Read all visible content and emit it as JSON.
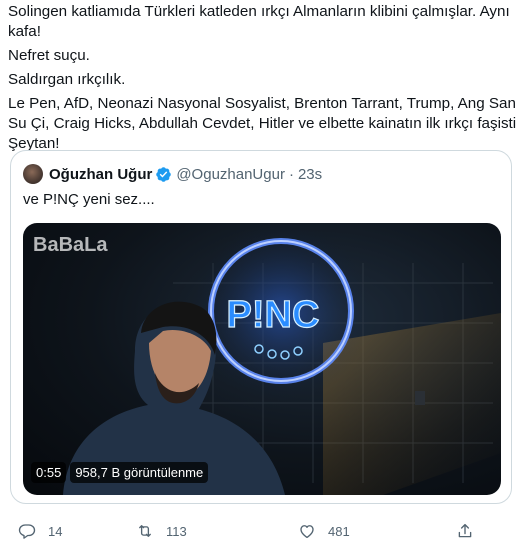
{
  "tweet": {
    "lines": [
      "Solingen katliamıda Türkleri katleden ırkçı Almanların klibini çalmışlar. Aynı",
      "kafa!",
      "Nefret suçu.",
      "Saldırgan ırkçılık.",
      "Le Pen, AfD, Neonazi Nasyonal Sosyalist, Brenton Tarrant, Trump, Ang San",
      "Su Çi, Craig Hicks, Abdullah Cevdet, Hitler ve elbette kainatın ilk ırkçı faşisti",
      "Şeytan!"
    ]
  },
  "quote": {
    "name": "Oğuzhan Uğur",
    "handle": "@OguzhanUgur",
    "separator": "·",
    "time": "23s",
    "text": "ve P!NÇ yeni sez....",
    "video": {
      "watermark": "BaBaLa",
      "sign_text": "P!NC",
      "duration": "0:55",
      "views": "958,7 B görüntülenme"
    }
  },
  "actions": {
    "reply_count": "14",
    "retweet_count": "113",
    "like_count": "481"
  },
  "colors": {
    "text": "#0f1419",
    "secondary": "#536471",
    "verified": "#1d9bf0",
    "border": "#cfd9de",
    "neon": "#1e6bff"
  },
  "icons": [
    "avatar",
    "verified-badge-icon",
    "reply-icon",
    "retweet-icon",
    "like-icon",
    "share-icon"
  ]
}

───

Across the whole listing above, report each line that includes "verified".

    "verified": "#1d9bf0",
    "verified-badge-icon",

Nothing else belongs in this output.